_What to do_
All entries below are to be returned exactly, with pictures left out.

(Data about app and page elements)
***

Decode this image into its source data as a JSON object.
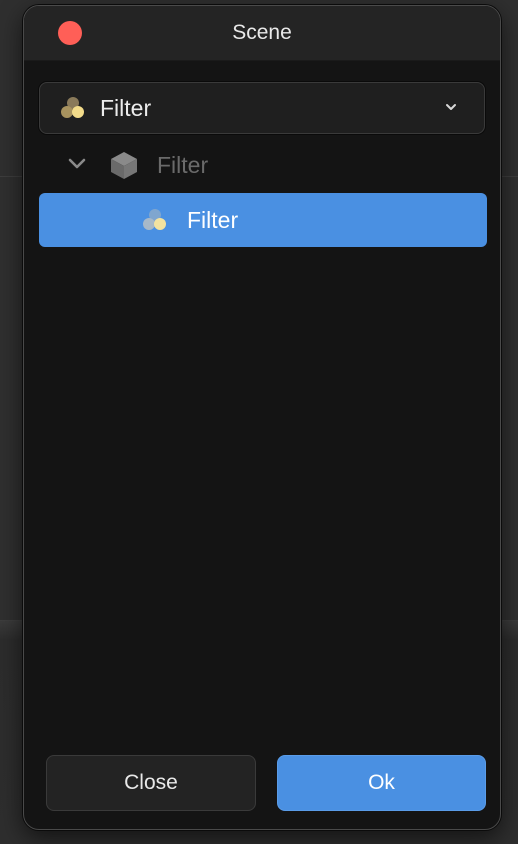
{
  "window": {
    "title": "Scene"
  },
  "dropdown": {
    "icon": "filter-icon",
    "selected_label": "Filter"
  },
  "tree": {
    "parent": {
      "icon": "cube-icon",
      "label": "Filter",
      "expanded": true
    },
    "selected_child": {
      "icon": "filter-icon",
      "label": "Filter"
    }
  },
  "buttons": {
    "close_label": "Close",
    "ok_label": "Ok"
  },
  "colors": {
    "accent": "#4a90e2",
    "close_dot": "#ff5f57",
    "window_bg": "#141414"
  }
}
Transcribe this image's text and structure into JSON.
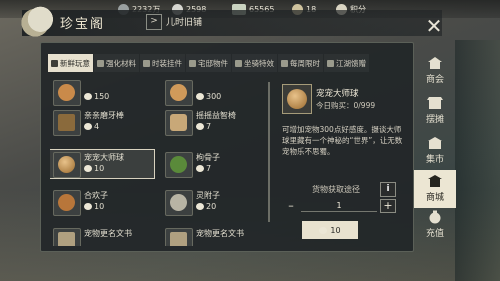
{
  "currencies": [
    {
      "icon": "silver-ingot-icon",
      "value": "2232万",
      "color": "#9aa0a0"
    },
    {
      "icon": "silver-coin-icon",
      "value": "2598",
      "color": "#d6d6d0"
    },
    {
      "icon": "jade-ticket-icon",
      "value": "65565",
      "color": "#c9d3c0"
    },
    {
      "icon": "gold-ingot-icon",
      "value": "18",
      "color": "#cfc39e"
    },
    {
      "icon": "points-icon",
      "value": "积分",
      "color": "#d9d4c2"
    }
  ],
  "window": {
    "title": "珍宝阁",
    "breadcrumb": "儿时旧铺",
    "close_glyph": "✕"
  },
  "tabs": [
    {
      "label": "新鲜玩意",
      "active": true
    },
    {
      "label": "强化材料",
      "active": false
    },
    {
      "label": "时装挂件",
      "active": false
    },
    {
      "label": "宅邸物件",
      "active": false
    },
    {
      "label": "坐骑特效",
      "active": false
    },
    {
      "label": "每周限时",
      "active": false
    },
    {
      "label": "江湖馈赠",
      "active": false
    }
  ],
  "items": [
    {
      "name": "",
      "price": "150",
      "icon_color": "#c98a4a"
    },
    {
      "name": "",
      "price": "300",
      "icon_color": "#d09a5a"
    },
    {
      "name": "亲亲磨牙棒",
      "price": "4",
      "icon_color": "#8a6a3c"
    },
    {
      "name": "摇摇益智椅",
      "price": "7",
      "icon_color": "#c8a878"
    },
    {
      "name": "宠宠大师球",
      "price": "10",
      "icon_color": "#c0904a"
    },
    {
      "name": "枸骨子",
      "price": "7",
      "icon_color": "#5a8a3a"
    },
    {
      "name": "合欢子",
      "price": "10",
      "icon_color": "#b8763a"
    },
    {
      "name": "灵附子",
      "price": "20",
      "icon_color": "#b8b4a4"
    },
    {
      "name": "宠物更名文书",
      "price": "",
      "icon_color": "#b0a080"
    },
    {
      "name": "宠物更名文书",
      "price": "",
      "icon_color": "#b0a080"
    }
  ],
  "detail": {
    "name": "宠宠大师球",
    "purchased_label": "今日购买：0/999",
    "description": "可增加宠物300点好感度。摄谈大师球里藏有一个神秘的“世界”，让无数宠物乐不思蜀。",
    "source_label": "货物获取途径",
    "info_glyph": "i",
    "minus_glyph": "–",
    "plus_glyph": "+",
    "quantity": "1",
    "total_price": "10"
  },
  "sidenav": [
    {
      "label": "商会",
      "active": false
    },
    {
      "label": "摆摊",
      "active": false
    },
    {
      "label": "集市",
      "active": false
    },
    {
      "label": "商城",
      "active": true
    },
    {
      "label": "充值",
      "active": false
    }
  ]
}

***

_Answer to this problem_
Decode this image into its source data as a JSON object.
{
  "window": {
    "title": "Scene"
  },
  "dropdown": {
    "icon": "filter-icon",
    "selected_label": "Filter"
  },
  "tree": {
    "parent": {
      "icon": "cube-icon",
      "label": "Filter",
      "expanded": true
    },
    "selected_child": {
      "icon": "filter-icon",
      "label": "Filter"
    }
  },
  "buttons": {
    "close_label": "Close",
    "ok_label": "Ok"
  },
  "colors": {
    "accent": "#4a90e2",
    "close_dot": "#ff5f57",
    "window_bg": "#141414"
  }
}
Transcribe this image's text and structure into JSON.
{
  "currencies": [
    {
      "icon": "silver-ingot-icon",
      "value": "2232万",
      "color": "#9aa0a0"
    },
    {
      "icon": "silver-coin-icon",
      "value": "2598",
      "color": "#d6d6d0"
    },
    {
      "icon": "jade-ticket-icon",
      "value": "65565",
      "color": "#c9d3c0"
    },
    {
      "icon": "gold-ingot-icon",
      "value": "18",
      "color": "#cfc39e"
    },
    {
      "icon": "points-icon",
      "value": "积分",
      "color": "#d9d4c2"
    }
  ],
  "window": {
    "title": "珍宝阁",
    "breadcrumb": "儿时旧铺",
    "close_glyph": "✕"
  },
  "tabs": [
    {
      "label": "新鲜玩意",
      "active": true
    },
    {
      "label": "强化材料",
      "active": false
    },
    {
      "label": "时装挂件",
      "active": false
    },
    {
      "label": "宅邸物件",
      "active": false
    },
    {
      "label": "坐骑特效",
      "active": false
    },
    {
      "label": "每周限时",
      "active": false
    },
    {
      "label": "江湖馈赠",
      "active": false
    }
  ],
  "items": [
    {
      "name": "",
      "price": "150",
      "icon_color": "#c98a4a"
    },
    {
      "name": "",
      "price": "300",
      "icon_color": "#d09a5a"
    },
    {
      "name": "亲亲磨牙棒",
      "price": "4",
      "icon_color": "#8a6a3c"
    },
    {
      "name": "摇摇益智椅",
      "price": "7",
      "icon_color": "#c8a878"
    },
    {
      "name": "宠宠大师球",
      "price": "10",
      "icon_color": "#c0904a"
    },
    {
      "name": "枸骨子",
      "price": "7",
      "icon_color": "#5a8a3a"
    },
    {
      "name": "合欢子",
      "price": "10",
      "icon_color": "#b8763a"
    },
    {
      "name": "灵附子",
      "price": "20",
      "icon_color": "#b8b4a4"
    },
    {
      "name": "宠物更名文书",
      "price": "",
      "icon_color": "#b0a080"
    },
    {
      "name": "宠物更名文书",
      "price": "",
      "icon_color": "#b0a080"
    }
  ],
  "detail": {
    "name": "宠宠大师球",
    "purchased_label": "今日购买：0/999",
    "description": "可增加宠物300点好感度。摄谈大师球里藏有一个神秘的“世界”，让无数宠物乐不思蜀。",
    "source_label": "货物获取途径",
    "info_glyph": "i",
    "minus_glyph": "–",
    "plus_glyph": "+",
    "quantity": "1",
    "total_price": "10"
  },
  "sidenav": [
    {
      "label": "商会",
      "active": false
    },
    {
      "label": "摆摊",
      "active": false
    },
    {
      "label": "集市",
      "active": false
    },
    {
      "label": "商城",
      "active": true
    },
    {
      "label": "充值",
      "active": false
    }
  ]
}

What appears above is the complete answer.